*Assignment*:
Lines from the listing below that contain the string "ändern" are to be reported.

*Dataset entries*:
# # #
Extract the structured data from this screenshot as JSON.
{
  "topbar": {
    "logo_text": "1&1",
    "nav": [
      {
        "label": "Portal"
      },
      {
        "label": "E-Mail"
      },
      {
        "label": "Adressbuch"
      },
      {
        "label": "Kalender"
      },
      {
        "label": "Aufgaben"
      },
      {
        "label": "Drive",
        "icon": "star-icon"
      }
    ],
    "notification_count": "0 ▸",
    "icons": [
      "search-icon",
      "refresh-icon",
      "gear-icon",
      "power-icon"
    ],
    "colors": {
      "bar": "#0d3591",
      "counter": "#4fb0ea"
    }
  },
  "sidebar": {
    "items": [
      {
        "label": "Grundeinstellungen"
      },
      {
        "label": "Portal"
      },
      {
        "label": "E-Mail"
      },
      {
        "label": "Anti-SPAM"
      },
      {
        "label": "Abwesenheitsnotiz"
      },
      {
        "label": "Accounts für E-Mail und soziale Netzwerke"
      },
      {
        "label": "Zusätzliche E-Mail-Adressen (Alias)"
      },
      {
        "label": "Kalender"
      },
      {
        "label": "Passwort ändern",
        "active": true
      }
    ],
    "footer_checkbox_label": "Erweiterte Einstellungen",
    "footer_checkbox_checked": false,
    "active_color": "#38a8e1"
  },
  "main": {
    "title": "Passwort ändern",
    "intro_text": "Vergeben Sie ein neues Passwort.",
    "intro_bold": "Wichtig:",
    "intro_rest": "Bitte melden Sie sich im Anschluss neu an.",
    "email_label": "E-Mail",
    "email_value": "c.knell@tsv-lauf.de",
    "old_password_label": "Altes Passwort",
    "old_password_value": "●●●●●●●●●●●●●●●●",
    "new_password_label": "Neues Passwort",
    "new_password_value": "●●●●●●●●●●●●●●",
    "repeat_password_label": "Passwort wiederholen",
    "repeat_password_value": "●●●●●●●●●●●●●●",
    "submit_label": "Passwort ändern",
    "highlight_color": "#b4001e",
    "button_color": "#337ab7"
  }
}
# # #
*Expected answer*:
        "label": "Passwort ändern",
    "title": "Passwort ändern",
    "submit_label": "Passwort ändern",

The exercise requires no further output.